Here below is a sample of such a moment, but with many of the soloist instruments removed which would also be playing (so as to better appreciate MB’s playing!).
Bass Clarinet / Andrew Leonard
I have a very long history of collaboration with the spectacular musician and human that is Andy Leonard. He is a featured performer on many of my scores over the years, but probably my favorite were his delicate-yet-searing solos in Assassin’s Creed Syndicate.

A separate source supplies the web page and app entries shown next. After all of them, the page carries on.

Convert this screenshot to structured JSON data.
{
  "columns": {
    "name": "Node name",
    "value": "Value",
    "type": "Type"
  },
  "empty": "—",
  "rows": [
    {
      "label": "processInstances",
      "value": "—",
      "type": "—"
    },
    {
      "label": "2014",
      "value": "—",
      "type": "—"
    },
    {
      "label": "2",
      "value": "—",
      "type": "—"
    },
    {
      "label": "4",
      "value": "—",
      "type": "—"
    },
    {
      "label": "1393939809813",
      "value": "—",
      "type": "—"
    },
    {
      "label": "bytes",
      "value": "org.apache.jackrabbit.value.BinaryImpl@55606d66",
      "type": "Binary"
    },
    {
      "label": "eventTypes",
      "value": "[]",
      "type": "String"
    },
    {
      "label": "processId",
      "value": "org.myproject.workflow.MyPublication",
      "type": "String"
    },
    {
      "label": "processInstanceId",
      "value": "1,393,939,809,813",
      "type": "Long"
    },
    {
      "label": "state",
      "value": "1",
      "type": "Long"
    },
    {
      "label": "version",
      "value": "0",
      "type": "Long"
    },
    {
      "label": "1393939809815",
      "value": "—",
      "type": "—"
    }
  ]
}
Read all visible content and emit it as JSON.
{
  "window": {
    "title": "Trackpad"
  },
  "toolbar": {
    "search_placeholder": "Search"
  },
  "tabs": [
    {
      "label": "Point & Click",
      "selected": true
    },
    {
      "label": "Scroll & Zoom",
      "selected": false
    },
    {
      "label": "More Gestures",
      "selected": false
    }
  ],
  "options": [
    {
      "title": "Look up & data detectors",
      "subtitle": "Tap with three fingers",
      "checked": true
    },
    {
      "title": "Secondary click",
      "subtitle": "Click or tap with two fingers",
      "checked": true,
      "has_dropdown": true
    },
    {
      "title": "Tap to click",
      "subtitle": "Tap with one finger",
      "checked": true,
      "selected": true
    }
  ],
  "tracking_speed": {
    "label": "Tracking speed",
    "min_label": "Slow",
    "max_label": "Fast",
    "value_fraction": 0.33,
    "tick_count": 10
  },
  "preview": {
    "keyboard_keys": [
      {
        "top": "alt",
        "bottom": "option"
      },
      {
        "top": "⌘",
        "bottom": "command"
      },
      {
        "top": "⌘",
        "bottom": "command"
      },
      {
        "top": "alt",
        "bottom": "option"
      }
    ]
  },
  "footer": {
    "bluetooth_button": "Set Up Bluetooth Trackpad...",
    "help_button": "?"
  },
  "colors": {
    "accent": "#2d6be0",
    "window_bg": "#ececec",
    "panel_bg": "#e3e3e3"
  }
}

For all of his ability as a lyrical and emotive clarinetist, our most common work together has been creating snarling and nasty sounds with the bass and contrabass clarinet (he is ALL over Erica doing precisely this). For The Pathless I needed an instrument which could be both highly distinct from the main “jam band” of soloists, lyrical and expressive, yet somehow mysterious all at the same time. Forgive my vague description, but to go into too much detail would be too spoilery to my taste.
Vocals / Úyanga Bold
I’ve had the pleasure of working with the supreme talent that is Úyanga for a few years now, first on Erica but now in a very featured way in The Pathless. Ironically, her role in this score is so specific to some of the narrative moments of the score that I really won’t say much. In fact, I hesitated mentioning her role at all.
Instead I brag about her musicality more broadly: she has sung on countless games, films, trailers, sample libraries, commercials and many more. She’s a deeply spiritual performer, very introspective in music-making in the hopes of always reaching somewhere new. As with all the other musicians in this score, the goal was to find a sort of ‘global’ sound, drawn from the strengths of traditions the world over. For her solos, we began from the traditions of her native Mongolia and expanded outward, dialing in the exact sound to be both specific and universal.
Here below is a moment, with zero context, in which we she performs some of her more aggressive vocals.
Textural chamber music / Fifth House Ensemble
Finally, a word about the illustrious Fifth House Ensemble. While not a ‘soloist’ per se, I didn’t want their contribution to go unmentioned. This Chicago-based group are the artists behind our many performances of Journey LIVE, which we first began in 2016. They are also responsible for connecting me to the Alash Ensemble, the backbone of The Pathless’ score, with whom they were doing a sort of joint artistic residency (my collaboration with Alash will be given its own post soon).
Because of the sort of rustic ‘jam band’ nature of this score, I knew that I wanted to entirely avoid electronics or synths, yet I also had a need for more ambient, amorphous musical colors. The idea struck me to record Fifth House performing a series of untimed aleatoric gestures that I could then manipulate into clouds of sound. The results were precisely what I’d hoped for and are heard throughout the game (often very subtly).
Whew! Ok that’s the quick and dirty of all the featured solo performers who play consistent roles throughout The Pathless. Believe it or not, there are actually quite a few musicians beyond this group too! If you’ve made it this far and are still hungry for more, see below the video compilation highlighting many of these recording sessions.
Hopefully this blog post (and the one before it and multiple to follow) highlight just how much work, detail and love has gone into The Pathless. It’s been pure joy and I feel so deeply privileged to be part of it.